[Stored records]
┄┄┄┄┄┄┄┄┄┄
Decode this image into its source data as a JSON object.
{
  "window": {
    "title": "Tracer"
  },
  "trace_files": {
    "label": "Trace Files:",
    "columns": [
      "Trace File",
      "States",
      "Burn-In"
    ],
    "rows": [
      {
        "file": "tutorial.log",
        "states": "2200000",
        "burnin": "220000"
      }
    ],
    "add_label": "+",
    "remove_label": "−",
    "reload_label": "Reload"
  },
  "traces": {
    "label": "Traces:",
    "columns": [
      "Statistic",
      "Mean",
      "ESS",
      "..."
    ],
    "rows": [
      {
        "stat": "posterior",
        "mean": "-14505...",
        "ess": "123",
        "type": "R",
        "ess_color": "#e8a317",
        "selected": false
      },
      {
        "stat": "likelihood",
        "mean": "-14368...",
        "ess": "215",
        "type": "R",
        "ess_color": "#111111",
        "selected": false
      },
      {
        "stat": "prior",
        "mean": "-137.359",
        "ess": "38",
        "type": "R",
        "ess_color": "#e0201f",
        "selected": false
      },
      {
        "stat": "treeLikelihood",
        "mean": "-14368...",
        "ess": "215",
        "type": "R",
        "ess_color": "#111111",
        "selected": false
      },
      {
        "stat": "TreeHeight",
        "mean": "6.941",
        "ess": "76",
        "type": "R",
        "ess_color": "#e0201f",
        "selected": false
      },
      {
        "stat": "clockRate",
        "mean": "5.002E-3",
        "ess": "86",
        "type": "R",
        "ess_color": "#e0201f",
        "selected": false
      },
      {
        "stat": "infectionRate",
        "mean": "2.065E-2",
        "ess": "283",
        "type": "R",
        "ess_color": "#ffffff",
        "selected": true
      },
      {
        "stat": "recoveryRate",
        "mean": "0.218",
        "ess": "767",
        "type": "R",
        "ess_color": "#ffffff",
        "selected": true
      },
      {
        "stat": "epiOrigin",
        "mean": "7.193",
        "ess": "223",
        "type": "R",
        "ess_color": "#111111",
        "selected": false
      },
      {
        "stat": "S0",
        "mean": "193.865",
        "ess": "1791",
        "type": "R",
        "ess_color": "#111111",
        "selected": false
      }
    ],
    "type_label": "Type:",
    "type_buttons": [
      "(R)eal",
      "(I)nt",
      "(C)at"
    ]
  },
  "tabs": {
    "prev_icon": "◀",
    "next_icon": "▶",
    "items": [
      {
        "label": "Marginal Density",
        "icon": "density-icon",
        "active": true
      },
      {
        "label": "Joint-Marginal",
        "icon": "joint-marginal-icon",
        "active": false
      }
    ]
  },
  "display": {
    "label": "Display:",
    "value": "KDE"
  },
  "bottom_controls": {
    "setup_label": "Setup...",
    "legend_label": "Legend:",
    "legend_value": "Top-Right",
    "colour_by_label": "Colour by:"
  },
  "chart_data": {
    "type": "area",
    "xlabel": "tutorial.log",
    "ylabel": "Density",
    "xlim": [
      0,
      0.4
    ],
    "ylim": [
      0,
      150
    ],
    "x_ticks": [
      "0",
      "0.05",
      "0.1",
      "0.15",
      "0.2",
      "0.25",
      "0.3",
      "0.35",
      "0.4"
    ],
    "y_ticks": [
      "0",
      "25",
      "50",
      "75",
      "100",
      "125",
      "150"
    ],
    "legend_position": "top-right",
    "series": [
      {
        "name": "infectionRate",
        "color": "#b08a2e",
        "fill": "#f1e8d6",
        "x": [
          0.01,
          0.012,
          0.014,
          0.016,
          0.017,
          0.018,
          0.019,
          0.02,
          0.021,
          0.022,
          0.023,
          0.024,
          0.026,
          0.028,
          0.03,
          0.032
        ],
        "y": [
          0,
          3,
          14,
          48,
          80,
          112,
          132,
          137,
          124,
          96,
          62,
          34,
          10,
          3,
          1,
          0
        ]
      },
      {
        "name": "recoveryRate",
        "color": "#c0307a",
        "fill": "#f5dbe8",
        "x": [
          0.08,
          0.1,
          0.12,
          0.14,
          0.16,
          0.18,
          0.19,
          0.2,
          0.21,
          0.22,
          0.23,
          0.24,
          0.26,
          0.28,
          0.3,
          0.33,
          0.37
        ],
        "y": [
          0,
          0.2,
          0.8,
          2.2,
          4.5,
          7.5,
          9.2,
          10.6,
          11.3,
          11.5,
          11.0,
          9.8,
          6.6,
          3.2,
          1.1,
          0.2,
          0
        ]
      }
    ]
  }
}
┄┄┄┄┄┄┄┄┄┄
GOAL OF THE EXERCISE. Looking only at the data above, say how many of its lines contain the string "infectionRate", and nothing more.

TASK OUTPUT. 2